Some lines in the listing hold the word "chart". Return each of them.

> **EXERCISE DATA**:
* * * *
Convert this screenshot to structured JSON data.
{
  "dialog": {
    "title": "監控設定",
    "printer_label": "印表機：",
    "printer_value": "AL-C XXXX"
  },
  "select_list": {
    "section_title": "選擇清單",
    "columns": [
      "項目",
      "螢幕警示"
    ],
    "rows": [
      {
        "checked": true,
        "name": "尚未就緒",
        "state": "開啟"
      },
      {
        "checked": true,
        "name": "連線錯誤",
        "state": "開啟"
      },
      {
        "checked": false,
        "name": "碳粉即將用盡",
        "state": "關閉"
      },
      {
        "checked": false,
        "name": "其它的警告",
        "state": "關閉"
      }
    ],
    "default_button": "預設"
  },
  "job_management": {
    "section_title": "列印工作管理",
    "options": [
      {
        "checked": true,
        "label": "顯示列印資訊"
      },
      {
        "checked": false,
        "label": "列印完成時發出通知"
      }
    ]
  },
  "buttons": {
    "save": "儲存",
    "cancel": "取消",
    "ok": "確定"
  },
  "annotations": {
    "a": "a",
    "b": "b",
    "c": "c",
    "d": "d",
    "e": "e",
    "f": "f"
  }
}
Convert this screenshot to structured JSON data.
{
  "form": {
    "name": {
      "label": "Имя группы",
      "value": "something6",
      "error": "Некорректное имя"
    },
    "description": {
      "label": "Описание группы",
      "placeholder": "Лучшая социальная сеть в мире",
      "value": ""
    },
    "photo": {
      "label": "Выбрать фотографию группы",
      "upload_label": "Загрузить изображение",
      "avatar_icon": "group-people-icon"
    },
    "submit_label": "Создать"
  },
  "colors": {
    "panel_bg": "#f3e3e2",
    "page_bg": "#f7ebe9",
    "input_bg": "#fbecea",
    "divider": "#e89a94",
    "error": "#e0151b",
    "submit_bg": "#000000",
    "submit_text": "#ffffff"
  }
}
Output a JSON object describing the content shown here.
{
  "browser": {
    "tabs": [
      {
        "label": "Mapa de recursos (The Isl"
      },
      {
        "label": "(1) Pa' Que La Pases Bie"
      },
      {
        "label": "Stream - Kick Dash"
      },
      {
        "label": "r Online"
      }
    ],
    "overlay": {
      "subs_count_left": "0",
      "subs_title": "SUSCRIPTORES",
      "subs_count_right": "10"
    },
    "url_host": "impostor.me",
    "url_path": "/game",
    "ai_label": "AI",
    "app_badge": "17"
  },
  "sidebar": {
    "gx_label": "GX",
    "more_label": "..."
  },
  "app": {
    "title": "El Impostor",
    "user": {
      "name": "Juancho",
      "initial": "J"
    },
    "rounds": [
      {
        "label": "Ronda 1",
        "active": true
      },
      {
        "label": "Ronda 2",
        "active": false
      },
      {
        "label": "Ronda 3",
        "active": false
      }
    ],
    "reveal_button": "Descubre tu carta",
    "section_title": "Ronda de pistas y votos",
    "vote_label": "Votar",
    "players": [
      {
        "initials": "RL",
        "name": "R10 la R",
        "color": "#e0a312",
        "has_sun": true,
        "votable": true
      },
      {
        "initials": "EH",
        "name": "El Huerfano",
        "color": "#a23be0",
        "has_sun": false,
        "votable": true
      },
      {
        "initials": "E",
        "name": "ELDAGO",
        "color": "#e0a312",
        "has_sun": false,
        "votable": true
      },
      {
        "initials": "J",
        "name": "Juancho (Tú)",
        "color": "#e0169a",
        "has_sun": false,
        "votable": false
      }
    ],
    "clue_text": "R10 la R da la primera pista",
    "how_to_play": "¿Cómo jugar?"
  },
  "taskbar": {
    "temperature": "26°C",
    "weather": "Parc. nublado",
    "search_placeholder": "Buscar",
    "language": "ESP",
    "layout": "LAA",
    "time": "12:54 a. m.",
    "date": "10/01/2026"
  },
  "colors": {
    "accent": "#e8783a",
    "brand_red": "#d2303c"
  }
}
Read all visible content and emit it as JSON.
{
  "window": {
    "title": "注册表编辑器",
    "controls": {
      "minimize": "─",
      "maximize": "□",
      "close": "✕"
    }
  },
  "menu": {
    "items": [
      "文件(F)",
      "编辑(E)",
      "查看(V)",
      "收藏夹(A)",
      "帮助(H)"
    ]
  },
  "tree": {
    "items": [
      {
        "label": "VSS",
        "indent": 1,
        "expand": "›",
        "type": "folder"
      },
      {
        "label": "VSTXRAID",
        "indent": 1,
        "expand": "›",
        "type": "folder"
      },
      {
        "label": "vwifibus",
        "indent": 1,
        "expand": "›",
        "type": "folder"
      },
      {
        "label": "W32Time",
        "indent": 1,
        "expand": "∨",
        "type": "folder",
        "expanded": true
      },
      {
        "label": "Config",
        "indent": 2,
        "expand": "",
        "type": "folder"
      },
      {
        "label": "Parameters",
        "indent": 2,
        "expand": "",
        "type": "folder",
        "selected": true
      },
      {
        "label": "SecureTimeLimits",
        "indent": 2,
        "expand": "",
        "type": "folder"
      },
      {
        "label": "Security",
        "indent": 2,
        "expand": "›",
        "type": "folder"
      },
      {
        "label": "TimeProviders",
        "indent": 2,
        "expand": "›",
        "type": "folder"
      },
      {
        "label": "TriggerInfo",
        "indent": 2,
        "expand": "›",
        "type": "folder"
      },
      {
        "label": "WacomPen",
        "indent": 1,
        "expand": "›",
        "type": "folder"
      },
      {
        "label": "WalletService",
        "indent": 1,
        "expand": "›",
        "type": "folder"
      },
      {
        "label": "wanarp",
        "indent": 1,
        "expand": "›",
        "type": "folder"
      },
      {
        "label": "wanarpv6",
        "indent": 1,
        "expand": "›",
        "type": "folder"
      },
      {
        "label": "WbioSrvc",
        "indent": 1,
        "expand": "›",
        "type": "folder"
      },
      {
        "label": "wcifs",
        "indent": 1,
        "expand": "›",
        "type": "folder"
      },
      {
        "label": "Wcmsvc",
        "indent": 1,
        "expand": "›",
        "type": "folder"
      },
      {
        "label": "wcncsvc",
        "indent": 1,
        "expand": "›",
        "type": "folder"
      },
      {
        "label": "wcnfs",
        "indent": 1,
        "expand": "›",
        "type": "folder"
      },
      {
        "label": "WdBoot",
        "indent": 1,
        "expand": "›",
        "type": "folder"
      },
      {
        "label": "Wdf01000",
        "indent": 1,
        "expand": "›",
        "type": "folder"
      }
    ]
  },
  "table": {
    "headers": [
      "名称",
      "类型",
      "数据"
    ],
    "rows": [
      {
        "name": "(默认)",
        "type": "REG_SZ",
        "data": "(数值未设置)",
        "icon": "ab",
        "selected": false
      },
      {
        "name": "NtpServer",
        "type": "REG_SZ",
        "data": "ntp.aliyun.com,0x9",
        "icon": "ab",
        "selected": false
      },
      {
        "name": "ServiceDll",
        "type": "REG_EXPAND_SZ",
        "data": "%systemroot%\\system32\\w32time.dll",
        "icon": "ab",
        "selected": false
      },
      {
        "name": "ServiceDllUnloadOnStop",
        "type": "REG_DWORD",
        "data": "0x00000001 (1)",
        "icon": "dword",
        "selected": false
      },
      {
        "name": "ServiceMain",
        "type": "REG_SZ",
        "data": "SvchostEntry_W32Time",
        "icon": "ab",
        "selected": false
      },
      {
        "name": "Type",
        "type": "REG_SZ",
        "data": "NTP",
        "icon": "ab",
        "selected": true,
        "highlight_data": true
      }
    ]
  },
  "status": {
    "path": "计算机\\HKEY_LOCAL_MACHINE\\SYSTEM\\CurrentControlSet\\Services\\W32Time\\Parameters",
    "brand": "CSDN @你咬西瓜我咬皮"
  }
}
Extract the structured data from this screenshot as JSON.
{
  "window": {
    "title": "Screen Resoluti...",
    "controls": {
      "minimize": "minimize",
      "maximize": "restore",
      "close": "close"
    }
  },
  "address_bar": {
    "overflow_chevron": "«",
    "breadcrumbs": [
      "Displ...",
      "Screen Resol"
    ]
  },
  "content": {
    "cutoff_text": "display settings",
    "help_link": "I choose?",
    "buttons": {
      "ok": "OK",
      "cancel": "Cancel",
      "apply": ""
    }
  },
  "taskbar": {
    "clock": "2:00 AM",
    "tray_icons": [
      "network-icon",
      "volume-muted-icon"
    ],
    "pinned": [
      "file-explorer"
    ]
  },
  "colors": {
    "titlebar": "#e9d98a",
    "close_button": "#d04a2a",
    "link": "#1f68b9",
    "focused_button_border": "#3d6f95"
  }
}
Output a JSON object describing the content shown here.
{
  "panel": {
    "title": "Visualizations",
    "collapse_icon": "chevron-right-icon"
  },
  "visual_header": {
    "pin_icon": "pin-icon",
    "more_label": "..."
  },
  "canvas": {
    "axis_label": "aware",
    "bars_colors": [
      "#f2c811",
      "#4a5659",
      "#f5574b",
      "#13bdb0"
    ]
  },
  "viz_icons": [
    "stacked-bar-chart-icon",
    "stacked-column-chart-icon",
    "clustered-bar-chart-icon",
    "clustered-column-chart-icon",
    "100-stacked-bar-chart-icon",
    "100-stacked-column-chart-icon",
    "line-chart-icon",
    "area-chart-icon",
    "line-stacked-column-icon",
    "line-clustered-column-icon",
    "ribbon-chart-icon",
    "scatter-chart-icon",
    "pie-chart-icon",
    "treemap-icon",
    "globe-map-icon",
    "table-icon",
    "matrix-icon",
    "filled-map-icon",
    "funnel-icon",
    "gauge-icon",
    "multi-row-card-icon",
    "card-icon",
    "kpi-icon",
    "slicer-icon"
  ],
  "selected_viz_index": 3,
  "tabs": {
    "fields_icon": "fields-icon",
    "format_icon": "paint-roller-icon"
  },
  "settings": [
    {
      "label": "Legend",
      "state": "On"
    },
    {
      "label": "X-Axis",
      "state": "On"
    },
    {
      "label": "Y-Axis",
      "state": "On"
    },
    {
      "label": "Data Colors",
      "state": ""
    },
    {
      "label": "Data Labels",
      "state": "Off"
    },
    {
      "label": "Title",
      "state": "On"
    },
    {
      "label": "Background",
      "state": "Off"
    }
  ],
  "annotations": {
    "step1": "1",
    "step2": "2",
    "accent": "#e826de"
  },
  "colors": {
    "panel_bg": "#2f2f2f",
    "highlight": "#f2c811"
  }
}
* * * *
> **RESULT OF THIS EXERCISE**:
    "stacked-bar-chart-icon",
    "stacked-column-chart-icon",
    "clustered-bar-chart-icon",
    "clustered-column-chart-icon",
    "100-stacked-bar-chart-icon",
    "100-stacked-column-chart-icon",
    "line-chart-icon",
    "area-chart-icon",
    "ribbon-chart-icon",
    "scatter-chart-icon",
    "pie-chart-icon",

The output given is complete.